If you were injured at work resulting in a lasting impairment, you may be able to negotiate a settlement. For instance, if the state allows injured workers to negotiate a lump sum settlement, you may prefer that over continuing to receive permanent weekly disability payments. You may also be able to settle any disputed amounts, past-due temporary disability payments, and unreimbursed medical expenses. In addition, it may be possible to negotiate an agreement for a structured settlement. However, by accepting a settlement, you may be giving up your right to receive compensation for future medical treatment. Because the wording of the settlement can be critical, it pays to have an experienced attorney on your side.  
HINT: Estimating the value of a workers’ comp settlement is more complicated if you are on permanent total disability because the settlement value has to take into account the present value of your future entitlement to benefits.


While plaintiffs in personal injury cases may easily point to their physical injuries, psychological injury is more difficult to prove. Judges, juries, and insurance companies tend to view psychological injury claims with suspicion because they feel that the claims are either invalid or exaggerated. This does not mean that psychological injuries are not real and cannot be proven. For instance, “posttraumatic stress disorder” (PTSD) is a provable phenomenon that manifests itself in depression, irrational fears, and an inability to concentrate. PTSD can affect those who personally experience trauma or witness a catastrophic event. Claims involving this psychological problem and others can and should be pursued. If you have suffered psychological harm, you may have the basis for a personal injury case.
HINT: Symptoms of “posttraumatic stress disorder” (PTSD) include anger, irritability, mood swings, shock, confusion, difficulty concentrating, anxiety, fear, sadness, hopelessness, guilt, shame, and reliving the event that caused these symptoms.

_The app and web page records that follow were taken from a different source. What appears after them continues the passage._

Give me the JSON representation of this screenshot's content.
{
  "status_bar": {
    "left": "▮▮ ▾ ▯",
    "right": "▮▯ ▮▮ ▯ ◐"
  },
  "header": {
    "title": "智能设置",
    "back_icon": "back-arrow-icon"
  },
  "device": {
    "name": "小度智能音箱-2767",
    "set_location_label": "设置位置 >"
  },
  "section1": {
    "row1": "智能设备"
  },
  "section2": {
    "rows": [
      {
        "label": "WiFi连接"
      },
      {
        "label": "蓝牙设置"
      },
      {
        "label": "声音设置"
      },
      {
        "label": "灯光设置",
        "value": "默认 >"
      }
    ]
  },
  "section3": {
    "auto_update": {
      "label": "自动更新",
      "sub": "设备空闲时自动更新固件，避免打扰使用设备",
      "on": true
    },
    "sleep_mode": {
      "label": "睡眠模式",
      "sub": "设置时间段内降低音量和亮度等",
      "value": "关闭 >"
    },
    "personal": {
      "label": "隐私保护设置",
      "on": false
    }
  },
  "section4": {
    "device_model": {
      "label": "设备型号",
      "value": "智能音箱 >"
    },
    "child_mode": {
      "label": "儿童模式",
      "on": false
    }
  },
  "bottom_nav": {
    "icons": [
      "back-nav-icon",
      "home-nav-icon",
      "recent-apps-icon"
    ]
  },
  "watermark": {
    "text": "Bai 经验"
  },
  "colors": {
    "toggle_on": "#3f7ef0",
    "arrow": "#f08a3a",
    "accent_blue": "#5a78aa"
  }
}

Every state requires that employers provide worker’s compensation coverage insurance to their employees. Those employers, who do not have some form of worker’s compensation insurance or self-insurance coverage in effect to compensate injured workers, are referred to as “uninsured employers”. To say the least, uninsured employers are highly frowned upon by the state, which must provide the funding to supply the benefits to injured workers, for which the employer is responsible. These funds, which come from an “uninsured employers fund”, must be recouped through fines, penalties, loss of legal defense, and even business closure and criminal conviction. As far as injured workers are concerned, they may engage the services of an attorney to file civil suit against uninsured employers.   

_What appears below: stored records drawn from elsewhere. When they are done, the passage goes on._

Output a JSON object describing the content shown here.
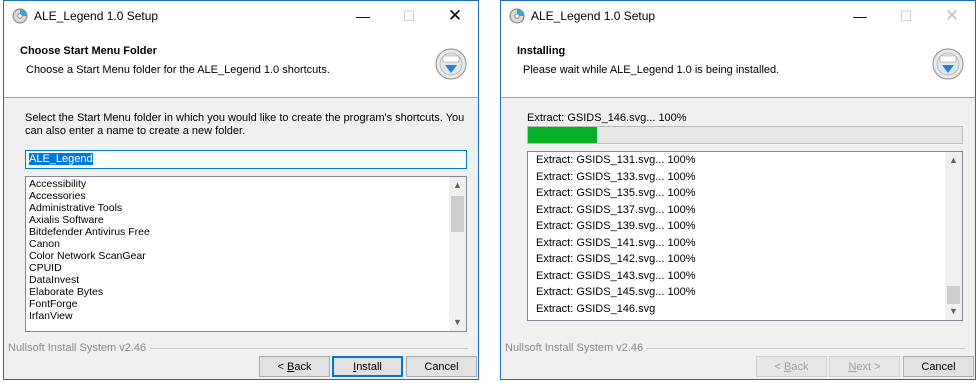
{
  "left_window": {
    "title": "ALE_Legend 1.0 Setup",
    "header_title": "Choose Start Menu Folder",
    "header_subtitle": "Choose a Start Menu folder for the ALE_Legend 1.0 shortcuts.",
    "description": "Select the Start Menu folder in which you would like to create the program's shortcuts. You can also enter a name to create a new folder.",
    "folder_input_value": "ALE_Legend",
    "folders": [
      "Accessibility",
      "Accessories",
      "Administrative Tools",
      "Axialis Software",
      "Bitdefender Antivirus Free",
      "Canon",
      "Color Network ScanGear",
      "CPUID",
      "DataInvest",
      "Elaborate Bytes",
      "FontForge",
      "IrfanView"
    ],
    "brand": "Nullsoft Install System v2.46",
    "buttons": {
      "back_prefix": "< ",
      "back_key": "B",
      "back_rest": "ack",
      "install_key": "I",
      "install_rest": "nstall",
      "cancel": "Cancel"
    }
  },
  "right_window": {
    "title": "ALE_Legend 1.0 Setup",
    "header_title": "Installing",
    "header_subtitle": "Please wait while ALE_Legend 1.0 is being installed.",
    "progress_label": "Extract: GSIDS_146.svg... 100%",
    "progress_fraction": 0.16,
    "log_items": [
      "Extract: GSIDS_131.svg... 100%",
      "Extract: GSIDS_133.svg... 100%",
      "Extract: GSIDS_135.svg... 100%",
      "Extract: GSIDS_137.svg... 100%",
      "Extract: GSIDS_139.svg... 100%",
      "Extract: GSIDS_141.svg... 100%",
      "Extract: GSIDS_142.svg... 100%",
      "Extract: GSIDS_143.svg... 100%",
      "Extract: GSIDS_145.svg... 100%",
      "Extract: GSIDS_146.svg"
    ],
    "brand": "Nullsoft Install System v2.46",
    "buttons": {
      "back_prefix": "< ",
      "back_key": "B",
      "back_rest": "ack",
      "next_key": "N",
      "next_rest": "ext >",
      "cancel": "Cancel"
    }
  },
  "titlebar_glyphs": {
    "minimize": "—",
    "maximize": "☐",
    "close": "✕",
    "scroll_up": "▲",
    "scroll_down": "▼"
  },
  "colors": {
    "accent": "#0078d7",
    "progress": "#06b025",
    "window_border": "#1f6bb5"
  },
  "icons": {
    "app": "installer-cd-icon",
    "header": "nsis-setup-icon"
  }
}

HINT: Uninsured employers facing the consequences of their inactions may want to consult with a lawyer, who specializes in worker’s compensation, to mitigate administrative penalties and negotiate repayment plans with the state. 


The vast majority of civil cases never go to trial either because both sides reach a settlement beforehand or cases are dismissed. A “motion to dismiss” may be filed by a defendant who asserts that the plaintiff has failed to state a viable cause of action. In short, the plaintiff has no case, or has missed the statute of limitations.  Another way to avoid a lawsuit going to trial involves filing a “motion for summary judgment,” typically filed after discovery is completed. This motion is granted when a party can get the court to determine that there is no issue of material fact and the undisputed facts indicate that one party should win the case as a matter of law.
HINT: If a plaintiff in a malpractice suit fails to retain a qualified expert to testify that the defendant committed malpractice, the defense can bring a motion for summary judgment because the plaintiff cannot prove the case with an expert.